From 2016 to 2017, Sanchez struggled through a 6.09 ERA in 258 ⅔ innings. He got demoted to the bullpen, pitched in long relief and accepted an assignment to the minor leagues. In the spring of 2018, the Minnesota Twins released him from his contract in spring training, forcing Sanchez to sign a minor league deal with the Atlanta Braves. There, he paired with Suzuki, who helped him emphasize his cutter and reconfigure the way he sequenced. He emerged again as a dominant figure.
“Nobody’s gonna throw 94, 95 their entire career,” Zimmerman said. “Not many guys can do that. So you have to learn how to pitch. He throws cutters now, he throws changeups to both righties and lefties, he can add and subtract on pretty much all of his pitches. Honestly, there’s not very many of those guys left around. Everybody just throws high heaters and breaking balls out of the zone and tries to strike people out. Sometimes I think that works to his advantage.”
Sanchez admitted to feeling anxious before he took the mound. He knew he needed to pitch deep into the game, knew he needed to provide a boost after Scherzer, Strasburg and Corbin combined for 36 innings pitched between the NL wild-card game and the five-game NLDS.
“I just tried to keep focused on every pitch that I’m going to throw,” Sanchez said. “I don’t want to miss any pitch in the middle of the zone against those guys.”
Sanchez retired the first nine hitters he faced and allowed only four baserunners — one on a hit, one on a walk and two of them via hit by pitch. Martinez has said at every turn that the Nationals boast four elite starting pitchers, not just three. He felt as if Sanchez, 11-8 with a 3.85 ERA this season, never quite got his due.
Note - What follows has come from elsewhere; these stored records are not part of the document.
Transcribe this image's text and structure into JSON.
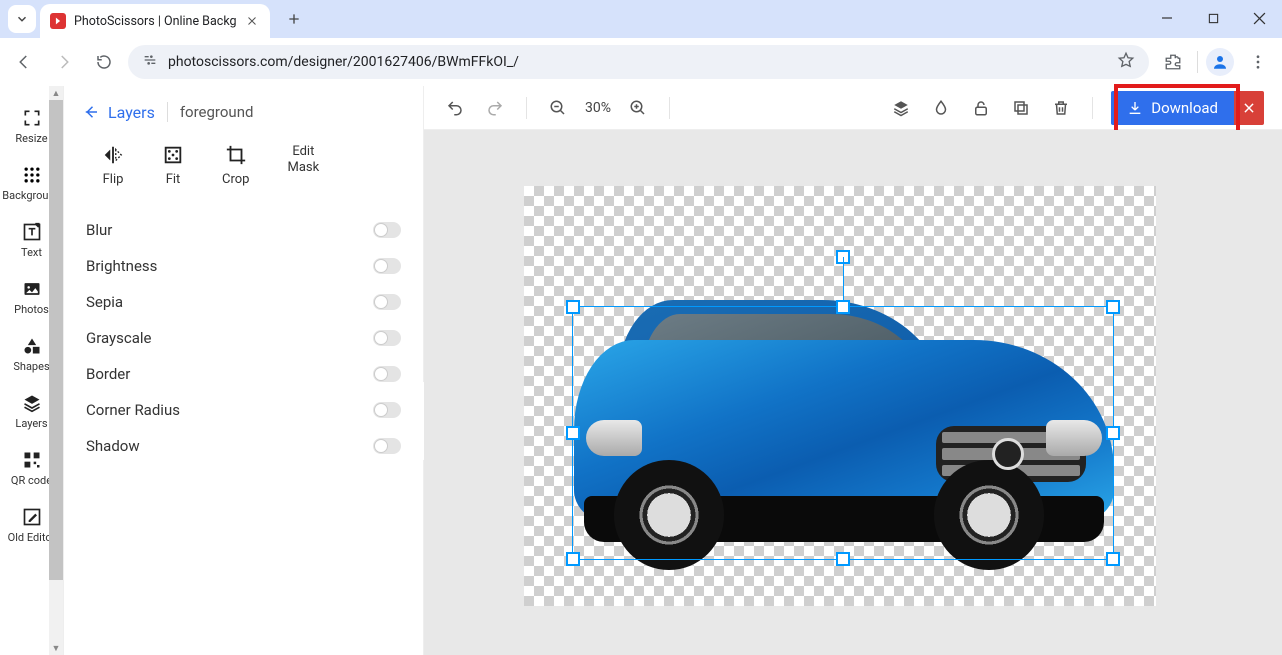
{
  "browser": {
    "tab_title": "PhotoScissors | Online Backgro",
    "url": "photoscissors.com/designer/2001627406/BWmFFkOI_/"
  },
  "left_rail": {
    "items": [
      {
        "label": "Resize"
      },
      {
        "label": "Background"
      },
      {
        "label": "Text"
      },
      {
        "label": "Photos"
      },
      {
        "label": "Shapes"
      },
      {
        "label": "Layers"
      },
      {
        "label": "QR code"
      },
      {
        "label": "Old Editor"
      }
    ]
  },
  "panel": {
    "back_label": "Layers",
    "layer_name": "foreground",
    "tools": {
      "flip": "Flip",
      "fit": "Fit",
      "crop": "Crop",
      "edit_mask": "Edit\nMask"
    },
    "options": [
      {
        "label": "Blur"
      },
      {
        "label": "Brightness"
      },
      {
        "label": "Sepia"
      },
      {
        "label": "Grayscale"
      },
      {
        "label": "Border"
      },
      {
        "label": "Corner Radius"
      },
      {
        "label": "Shadow"
      }
    ]
  },
  "topbar": {
    "zoom_label": "30%",
    "download_label": "Download"
  }
}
Perhaps now he might.
“Everybody talks about Stras, Scherzer, Corbin,” Martinez said. “Anibal — he’s a big part of why we’re here, too.”